By the time, designers of various specializations have reached the point of really good working conditions and tools for creative work, it has become more and more common to look back. It is all happening in search of certainty and trying to get away at least for a short time from the overwhelming digital media, eye-tiring monitors and Photoshop layers with sparkling imagery. Not knowing what origami is had already become a sign of improper interest. That’s right – paper. One can rebel against it, but cannot avoid it – one will meet a secretary in a bank, carrying a pile of invoices, someone will push a newspaper or a meaningless brochure into one’s hands. Paper has a great potential. It‘s possible to cut one‘s fingers with it, to fold a tetrahedron or even a human head from it, to convey various ideas by paper compositions without being called a child. Clearly, that is what Julien Vallée understood – this designer and art director from Montréal, Canada is famous for masterly paper compositions and motion graphics.
Julien Vallée. “Tangible” book cover

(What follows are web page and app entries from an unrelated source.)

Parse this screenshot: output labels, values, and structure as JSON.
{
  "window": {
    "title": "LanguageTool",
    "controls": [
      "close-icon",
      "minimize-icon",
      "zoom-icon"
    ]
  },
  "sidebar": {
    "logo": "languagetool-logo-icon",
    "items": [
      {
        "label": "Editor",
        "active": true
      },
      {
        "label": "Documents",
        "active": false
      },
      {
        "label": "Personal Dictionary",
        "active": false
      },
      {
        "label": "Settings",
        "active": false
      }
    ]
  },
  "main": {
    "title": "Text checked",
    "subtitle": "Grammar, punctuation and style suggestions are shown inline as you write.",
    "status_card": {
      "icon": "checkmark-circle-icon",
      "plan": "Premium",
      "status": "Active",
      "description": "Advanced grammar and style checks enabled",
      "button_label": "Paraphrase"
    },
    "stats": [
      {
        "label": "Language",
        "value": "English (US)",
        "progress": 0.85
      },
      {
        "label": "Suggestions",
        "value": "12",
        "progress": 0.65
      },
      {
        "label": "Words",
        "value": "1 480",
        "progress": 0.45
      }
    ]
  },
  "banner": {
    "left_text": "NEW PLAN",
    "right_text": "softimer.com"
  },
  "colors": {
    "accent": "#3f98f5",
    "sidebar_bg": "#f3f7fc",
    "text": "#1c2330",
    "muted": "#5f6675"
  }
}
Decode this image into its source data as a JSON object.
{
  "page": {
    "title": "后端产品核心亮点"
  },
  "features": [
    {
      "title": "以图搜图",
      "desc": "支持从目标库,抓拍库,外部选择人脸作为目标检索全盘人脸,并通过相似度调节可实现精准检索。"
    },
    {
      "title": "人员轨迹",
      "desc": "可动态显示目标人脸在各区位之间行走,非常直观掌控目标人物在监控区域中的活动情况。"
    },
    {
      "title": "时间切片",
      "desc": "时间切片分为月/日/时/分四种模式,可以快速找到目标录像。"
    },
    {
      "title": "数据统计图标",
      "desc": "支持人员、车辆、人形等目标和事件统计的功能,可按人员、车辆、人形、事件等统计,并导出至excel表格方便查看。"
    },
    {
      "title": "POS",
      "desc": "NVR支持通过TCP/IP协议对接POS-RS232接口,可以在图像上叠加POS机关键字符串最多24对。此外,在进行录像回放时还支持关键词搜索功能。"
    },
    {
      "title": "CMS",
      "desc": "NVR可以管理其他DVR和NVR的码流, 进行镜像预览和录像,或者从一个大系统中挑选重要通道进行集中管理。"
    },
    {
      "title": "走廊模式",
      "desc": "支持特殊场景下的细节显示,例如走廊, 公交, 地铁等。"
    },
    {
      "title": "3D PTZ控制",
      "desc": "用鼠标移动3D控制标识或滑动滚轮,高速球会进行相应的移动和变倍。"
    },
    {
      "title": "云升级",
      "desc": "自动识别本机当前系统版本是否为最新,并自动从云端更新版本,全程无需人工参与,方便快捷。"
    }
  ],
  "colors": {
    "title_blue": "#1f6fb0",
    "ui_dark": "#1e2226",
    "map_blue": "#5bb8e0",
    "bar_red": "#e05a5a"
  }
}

Though paper is not the only material for his activities. Julien uses various domestic tools, texture and its combinations, which go through a creative process and result in posters, videos or book covers. This can be called sculpture, just in a form less likely to stay and intended for different purposes. Nevertheless, computer is used in the end, is there a way to do without it? To describe the essence of Julien‘s works more accurately, the definition of one of his earlier pieces is of use: a connection between computing and handiwork processes in design. Since the beginning, he sought for the result to be visually aesthetical, looking almost like completed with computer vectors, but still having something real inside, made of concrete material, that can be sensed. These stylistic can be easily recognized in the majority of his works – shapes neatly cut out, loose, but not too distorted handwriting, matching compositions and barely felt computer effects for the completion. Usually Julien is helped by a friend photographer Simon Duhamel, who turns the paper sculptures into works with more durability.
I Just think that being a graphic designer in the 21st century involves so much more than only working behind a computer …and that’s great!“ — Julien Vallée.
Julien’s career started during graphic design studies at Université du Québec à Montréal in Canada, when he got a scholarship and went to practice in Paris. There he worked with well-known designers such as Stefan Sagmeister and successfully gained more experience. Eventually this young designer won several awards, such as ADC Young Guns 6 exhibition award from New York or Creative Review Award 2010. The number of awards and publications in various magazines and books grew quickly, the consequences were the international recognition and important customers — from MTV to The New York Times. Also, he intensively exhibited his paper installations/sculptures. I won‘t deny that Julien is worth it. Everything what he does stands out as professional, with clear ideas. Although a dose of youthful enthusiasm might be detected too, which does not seem to coincide with too serious clients, a wish to appear young and fashionable is present even in men in costumes, whose faces are shaded by seriousness.
Next to photographed paper compositions, Julien Vallée‘s motion graphics require particular attention. When several months ago I discovered a video, presenting sponsors of the festival “OFFF“, created by this talented guy, I couldn‘t take my eyes off it, it made me want to click ‘repeat’ until I get totally bored. The transformations of things and unusual effects are charming with unexpectedness – a small ball causes a cupboard to collapse or a basketball, turning into a watermelon. A dose of good spirit with no obligations. When evaluating this work in the context of the others, it‘s clear that Julien attempts to remain loyal to an idea to create in new fields with new means, in this way stimulating his own improvement.
Another video project — DanseDance reveals how important, but often forgotten are everyday tools – with the help of keyboard one is able to control certain objects and see how they overflow or spin. What is left is to imagine these processes in reality.
Julien Vallée‘s works show design evolution. The kind of design that is now most strived for – diverse, professional, merging different medias together. It proves that probably the future belongs to motion graphics. In fact, there have even been attempts to put it in sport shoes, whose owner could choose the images to be shown – that is what the order from Nike was like. Although this shouldn‘t seem to surprise any longer. No matter how much digital life is invading our routines, it is important not to forget the basics – manual work and paper, the ones you remember from your childhood, when you first tried to fold a paper plane. Paper is inspiring!